But they will be a lot worse team if they have to sign a veteran free agent for the 5th spot in the rotation. That seems very likely if they trade away one of their young starters. They really don't have any pitchers ready to step up. In fact, keeping the five guys they have in the rotation healthy next year may be the key to their success. Its probably not going to be pretty if Bonser and Humber get a lot of starts.

Josh's Thoughts said...

Nice post, John. And thanks for the link.

David Wintheiser said...

That people are buzzing about possibly acquiring Adrian Beltre makes me cringe for the state of intelligent baseball analysis.

Yes, the guy had a great 2004. But how many more seasons have to go by before people realize that was a fluke year? The guy is a career .271 hitter with a career OPS+ of 107; this includes the year he hit .334 with an OPS+ of 163.

Is it time for a Player A/Player B?

A - .271/.327/.459 - .956 FP/2.82 RF9
B - .275/.367/.458 - .966 FP/2.70 RF9

If you can do math, you can see that Player A is Beltre from the numbers given above.

Player B is Corey Koskie.

That's not to say that Corey Koskie didn't help the Twins win some division titles; he did. But Adrian Beltre is not a poor man's Alex Rodriguez; he's a rich man's Corey Koskie -- he's not as good a hitter as Koskie was, and though on average he gets to an extra ball every nine games (a .11 edge in range factor per nine innings translates to .99 extra plays over 81 innings), he tends to throw that extra ball away and then some (a .01 margin of fielding percentage means one extra error for every 100 chances, and based on his RF9, Beltre gets over 200 chances per 81 innings), so you could argue he's not even as good a defender as Koskie.

How badly do you want to pay $10 million a year for a healthier, slightly less impressive version of Corey Koskie?

vodkatang said...

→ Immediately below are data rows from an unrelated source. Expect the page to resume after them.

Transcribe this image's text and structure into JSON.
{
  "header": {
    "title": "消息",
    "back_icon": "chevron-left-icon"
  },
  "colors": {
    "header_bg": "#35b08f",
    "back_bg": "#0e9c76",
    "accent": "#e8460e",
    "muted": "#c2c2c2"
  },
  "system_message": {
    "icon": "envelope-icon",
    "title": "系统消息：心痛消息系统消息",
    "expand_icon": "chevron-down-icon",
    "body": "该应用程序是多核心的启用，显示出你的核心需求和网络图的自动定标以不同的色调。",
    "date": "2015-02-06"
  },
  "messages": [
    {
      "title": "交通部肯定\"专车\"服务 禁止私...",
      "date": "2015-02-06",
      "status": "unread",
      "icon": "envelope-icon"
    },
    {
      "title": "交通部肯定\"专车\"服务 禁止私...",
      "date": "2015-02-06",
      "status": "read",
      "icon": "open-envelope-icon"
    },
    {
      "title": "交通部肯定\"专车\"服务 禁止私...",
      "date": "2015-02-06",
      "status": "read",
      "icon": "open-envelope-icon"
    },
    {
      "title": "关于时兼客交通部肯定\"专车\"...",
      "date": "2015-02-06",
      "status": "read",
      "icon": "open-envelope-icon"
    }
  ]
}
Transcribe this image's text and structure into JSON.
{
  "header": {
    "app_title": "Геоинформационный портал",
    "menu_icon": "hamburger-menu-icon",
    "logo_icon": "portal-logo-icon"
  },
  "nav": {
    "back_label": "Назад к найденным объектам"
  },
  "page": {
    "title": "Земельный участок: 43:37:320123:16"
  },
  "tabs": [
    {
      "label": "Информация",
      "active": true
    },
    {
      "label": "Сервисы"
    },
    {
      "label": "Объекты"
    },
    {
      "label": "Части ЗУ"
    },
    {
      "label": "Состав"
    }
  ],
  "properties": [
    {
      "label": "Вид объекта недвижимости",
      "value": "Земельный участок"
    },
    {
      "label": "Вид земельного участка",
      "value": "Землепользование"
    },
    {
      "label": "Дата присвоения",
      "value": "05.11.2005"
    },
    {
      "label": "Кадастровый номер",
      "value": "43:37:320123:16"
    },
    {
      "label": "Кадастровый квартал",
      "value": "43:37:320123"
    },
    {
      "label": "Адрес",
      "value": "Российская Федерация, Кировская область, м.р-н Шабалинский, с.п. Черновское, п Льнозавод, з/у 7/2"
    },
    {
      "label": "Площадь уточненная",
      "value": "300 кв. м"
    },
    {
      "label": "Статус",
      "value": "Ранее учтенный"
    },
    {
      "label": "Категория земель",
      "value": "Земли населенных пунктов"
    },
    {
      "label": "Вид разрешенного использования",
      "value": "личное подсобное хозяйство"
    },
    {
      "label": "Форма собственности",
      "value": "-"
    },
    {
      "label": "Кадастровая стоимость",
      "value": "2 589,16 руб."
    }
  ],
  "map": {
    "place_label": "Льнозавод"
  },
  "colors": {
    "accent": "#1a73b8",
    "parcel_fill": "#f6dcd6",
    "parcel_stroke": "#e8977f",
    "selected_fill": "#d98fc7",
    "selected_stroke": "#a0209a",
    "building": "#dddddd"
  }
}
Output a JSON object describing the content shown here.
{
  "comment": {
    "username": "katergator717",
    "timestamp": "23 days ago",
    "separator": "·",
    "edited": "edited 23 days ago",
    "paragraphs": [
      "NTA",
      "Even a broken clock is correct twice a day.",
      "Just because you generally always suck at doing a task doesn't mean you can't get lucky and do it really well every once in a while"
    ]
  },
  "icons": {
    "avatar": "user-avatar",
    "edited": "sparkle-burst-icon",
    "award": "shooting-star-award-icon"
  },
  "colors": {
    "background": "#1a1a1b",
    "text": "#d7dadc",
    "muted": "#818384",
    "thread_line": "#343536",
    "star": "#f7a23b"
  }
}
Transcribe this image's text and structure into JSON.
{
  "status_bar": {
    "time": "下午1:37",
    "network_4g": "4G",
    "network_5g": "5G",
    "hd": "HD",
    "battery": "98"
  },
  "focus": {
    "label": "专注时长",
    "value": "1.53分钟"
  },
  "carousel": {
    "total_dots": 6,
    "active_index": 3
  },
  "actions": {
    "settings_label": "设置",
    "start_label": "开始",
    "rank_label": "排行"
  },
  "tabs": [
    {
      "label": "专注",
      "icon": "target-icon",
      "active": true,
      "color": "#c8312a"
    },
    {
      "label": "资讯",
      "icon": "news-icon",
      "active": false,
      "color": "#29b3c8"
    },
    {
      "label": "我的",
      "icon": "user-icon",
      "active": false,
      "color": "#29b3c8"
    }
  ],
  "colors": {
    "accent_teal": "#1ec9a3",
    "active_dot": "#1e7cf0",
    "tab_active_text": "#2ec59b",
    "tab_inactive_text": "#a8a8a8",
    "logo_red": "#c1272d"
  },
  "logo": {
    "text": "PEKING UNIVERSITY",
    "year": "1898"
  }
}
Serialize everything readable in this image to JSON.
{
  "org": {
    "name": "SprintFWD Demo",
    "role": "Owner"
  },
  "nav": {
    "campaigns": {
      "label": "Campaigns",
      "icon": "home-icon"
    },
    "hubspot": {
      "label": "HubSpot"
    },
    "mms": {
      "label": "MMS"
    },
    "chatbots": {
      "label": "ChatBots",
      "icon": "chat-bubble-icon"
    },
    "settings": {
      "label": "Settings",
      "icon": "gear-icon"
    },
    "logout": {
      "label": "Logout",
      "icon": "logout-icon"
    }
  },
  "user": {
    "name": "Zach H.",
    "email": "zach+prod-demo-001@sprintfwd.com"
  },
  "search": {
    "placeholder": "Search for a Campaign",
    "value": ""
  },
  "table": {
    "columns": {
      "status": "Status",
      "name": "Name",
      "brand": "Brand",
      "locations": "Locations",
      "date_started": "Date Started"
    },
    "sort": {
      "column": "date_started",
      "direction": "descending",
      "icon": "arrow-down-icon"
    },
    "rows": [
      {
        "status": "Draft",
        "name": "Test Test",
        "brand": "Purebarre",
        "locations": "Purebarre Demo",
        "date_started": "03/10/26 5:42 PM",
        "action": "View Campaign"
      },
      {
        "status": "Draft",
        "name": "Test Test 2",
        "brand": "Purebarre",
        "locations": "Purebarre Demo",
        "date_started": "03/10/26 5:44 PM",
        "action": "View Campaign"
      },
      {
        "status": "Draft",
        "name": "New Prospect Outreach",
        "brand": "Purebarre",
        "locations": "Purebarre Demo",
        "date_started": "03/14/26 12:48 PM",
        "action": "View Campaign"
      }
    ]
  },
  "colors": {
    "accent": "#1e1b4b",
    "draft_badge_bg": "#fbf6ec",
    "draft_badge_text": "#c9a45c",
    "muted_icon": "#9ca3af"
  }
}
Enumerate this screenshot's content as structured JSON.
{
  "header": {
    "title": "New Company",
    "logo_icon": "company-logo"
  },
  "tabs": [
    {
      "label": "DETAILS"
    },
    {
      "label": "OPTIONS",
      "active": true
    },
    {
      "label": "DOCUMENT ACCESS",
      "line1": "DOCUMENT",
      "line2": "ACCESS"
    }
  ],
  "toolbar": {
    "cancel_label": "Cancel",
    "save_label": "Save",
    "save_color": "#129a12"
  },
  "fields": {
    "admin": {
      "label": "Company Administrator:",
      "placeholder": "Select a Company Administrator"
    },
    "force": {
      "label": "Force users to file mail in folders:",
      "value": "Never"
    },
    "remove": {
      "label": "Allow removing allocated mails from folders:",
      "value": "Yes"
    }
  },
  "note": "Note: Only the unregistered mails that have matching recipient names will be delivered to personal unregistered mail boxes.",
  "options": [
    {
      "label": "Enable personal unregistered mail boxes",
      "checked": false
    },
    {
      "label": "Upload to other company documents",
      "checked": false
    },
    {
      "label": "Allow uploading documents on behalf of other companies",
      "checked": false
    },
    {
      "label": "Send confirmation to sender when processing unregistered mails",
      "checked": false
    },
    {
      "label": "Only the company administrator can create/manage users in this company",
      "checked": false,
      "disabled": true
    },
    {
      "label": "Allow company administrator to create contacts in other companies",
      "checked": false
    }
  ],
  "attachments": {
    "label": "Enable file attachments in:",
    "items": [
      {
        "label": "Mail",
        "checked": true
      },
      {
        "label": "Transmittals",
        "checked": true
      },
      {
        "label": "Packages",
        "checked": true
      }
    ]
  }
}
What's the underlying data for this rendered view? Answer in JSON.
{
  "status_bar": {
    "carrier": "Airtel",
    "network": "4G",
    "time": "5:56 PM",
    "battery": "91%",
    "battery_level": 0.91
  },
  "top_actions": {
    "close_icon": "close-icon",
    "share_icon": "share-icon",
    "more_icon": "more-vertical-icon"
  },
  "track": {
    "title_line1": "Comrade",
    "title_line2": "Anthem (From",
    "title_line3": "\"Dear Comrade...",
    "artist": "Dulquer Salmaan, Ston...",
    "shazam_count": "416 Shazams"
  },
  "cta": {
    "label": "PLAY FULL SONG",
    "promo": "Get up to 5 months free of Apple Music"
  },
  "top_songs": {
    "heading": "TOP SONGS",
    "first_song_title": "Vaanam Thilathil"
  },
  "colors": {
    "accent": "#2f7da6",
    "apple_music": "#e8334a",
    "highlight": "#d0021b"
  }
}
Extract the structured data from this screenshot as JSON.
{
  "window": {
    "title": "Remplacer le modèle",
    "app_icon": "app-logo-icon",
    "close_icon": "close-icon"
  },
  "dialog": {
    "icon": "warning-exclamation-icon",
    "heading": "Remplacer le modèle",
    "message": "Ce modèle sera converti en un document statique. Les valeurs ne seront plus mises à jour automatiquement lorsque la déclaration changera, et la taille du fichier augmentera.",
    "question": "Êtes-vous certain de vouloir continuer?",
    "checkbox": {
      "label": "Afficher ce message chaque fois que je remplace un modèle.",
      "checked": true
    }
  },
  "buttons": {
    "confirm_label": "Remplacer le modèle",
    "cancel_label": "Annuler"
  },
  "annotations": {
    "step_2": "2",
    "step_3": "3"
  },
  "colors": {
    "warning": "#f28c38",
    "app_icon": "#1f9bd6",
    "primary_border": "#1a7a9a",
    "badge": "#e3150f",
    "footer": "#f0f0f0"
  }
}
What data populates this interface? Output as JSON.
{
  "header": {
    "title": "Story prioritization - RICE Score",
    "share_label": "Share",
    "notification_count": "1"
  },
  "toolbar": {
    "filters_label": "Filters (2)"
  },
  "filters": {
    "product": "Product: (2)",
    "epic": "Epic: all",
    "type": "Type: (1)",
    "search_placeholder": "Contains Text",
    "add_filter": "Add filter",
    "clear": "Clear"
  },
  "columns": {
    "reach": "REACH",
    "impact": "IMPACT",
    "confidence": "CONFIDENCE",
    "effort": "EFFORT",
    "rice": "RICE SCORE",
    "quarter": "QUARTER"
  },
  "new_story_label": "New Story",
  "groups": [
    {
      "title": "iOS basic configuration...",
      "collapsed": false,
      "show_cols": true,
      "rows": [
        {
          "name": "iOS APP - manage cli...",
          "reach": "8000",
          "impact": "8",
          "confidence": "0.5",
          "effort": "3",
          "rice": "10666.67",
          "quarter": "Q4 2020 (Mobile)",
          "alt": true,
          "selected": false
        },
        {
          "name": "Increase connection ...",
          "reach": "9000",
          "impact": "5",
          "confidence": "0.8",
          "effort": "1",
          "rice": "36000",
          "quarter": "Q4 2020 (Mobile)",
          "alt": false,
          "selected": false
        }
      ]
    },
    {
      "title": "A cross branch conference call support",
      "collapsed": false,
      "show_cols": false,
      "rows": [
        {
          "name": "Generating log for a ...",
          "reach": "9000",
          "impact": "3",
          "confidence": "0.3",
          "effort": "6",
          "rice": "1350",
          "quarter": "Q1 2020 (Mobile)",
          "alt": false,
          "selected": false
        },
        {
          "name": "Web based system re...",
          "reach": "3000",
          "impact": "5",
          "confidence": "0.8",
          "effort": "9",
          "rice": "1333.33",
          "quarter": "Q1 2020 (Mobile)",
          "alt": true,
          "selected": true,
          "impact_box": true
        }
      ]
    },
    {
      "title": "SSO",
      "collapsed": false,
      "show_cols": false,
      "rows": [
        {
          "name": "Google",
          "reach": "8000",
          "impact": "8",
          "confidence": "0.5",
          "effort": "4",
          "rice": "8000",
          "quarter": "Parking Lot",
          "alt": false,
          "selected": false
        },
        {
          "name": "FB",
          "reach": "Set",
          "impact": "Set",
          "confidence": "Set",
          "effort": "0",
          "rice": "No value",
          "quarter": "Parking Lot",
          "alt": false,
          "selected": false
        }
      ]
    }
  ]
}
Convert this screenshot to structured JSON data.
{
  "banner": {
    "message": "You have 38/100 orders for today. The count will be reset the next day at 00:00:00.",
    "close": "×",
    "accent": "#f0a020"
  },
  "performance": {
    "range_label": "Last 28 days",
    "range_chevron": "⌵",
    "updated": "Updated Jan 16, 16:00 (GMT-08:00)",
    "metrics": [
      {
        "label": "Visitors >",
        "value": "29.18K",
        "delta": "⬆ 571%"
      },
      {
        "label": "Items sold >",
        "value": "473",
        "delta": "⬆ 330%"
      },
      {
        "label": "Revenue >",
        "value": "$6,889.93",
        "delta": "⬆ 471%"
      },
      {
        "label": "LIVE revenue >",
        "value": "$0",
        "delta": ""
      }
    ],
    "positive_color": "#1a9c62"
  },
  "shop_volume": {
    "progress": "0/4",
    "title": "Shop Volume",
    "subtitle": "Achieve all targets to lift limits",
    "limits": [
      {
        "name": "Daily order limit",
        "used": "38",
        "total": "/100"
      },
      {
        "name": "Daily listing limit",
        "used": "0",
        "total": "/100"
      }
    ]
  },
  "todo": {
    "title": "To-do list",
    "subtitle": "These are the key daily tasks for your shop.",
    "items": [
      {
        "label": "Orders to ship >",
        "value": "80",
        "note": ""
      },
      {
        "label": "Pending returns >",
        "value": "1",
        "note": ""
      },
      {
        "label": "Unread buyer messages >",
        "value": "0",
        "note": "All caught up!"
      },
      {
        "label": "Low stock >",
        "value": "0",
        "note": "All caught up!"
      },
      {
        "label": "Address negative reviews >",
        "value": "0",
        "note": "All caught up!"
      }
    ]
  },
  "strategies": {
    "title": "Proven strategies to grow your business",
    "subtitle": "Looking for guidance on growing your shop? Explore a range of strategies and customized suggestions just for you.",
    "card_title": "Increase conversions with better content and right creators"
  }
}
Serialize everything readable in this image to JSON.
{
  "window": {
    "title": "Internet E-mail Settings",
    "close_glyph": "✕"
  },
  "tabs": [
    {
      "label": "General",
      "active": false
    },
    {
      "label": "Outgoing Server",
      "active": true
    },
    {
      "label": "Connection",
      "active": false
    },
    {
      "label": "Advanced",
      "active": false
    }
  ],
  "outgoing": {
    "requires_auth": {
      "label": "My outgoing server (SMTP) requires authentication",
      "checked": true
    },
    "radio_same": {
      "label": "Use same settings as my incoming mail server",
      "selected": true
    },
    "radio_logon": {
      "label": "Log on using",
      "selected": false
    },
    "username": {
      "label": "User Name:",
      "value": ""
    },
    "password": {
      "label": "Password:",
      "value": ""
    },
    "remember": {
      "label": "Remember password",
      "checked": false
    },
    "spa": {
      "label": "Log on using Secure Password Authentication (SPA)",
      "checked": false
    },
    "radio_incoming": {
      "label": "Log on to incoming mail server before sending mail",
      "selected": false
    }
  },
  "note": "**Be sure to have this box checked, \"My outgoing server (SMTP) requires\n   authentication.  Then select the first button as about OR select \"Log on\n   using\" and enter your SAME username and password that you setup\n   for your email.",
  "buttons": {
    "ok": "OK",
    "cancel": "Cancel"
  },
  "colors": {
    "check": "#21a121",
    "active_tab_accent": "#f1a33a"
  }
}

So, just because he's not as good as he was in 2005, we shouldn't want him? That makes absolutely no sense. It depends on what we give for him, but the money shouldn't be an issue. And I'd love to have someone who approaches what Koskie used to do, offensively and defensively.

Beyond the Box Score listed him as one of the eight most underrated superstars in the game (along with Joe Mauer, Curtis Granderson, and Grady Sizemore among others):

"Anyone who still thinks the Mariners' 5 year, $64MM deal for Beltre was a mistake deserves a complimentary colonoscopy. He's an above-average hitter and an exceptional third baseman (+13 runs per season over the past two). At three wins on offense and one and a half on defense, Beltre's All-Star caliber performances are worth $18MM on today's free agent market . His power numbers would be a lot more impressive outside of Safeco, too."

http://www.beyondtheboxscore.com/2008/9/24/620979/the-eight-most-underrated

thrylos98 said...

I am not sure that Belte is the best option at 3B for the Twins, but the Mariner's owner has been on record several times after the season ended indicating that the new GM will have a smaller budget to work with... this smells like rebuilding to me and makes sense for them. I do not think that they will have a Marlins-like fire sale when the Twins got Castillo for nothing, but players will be made available...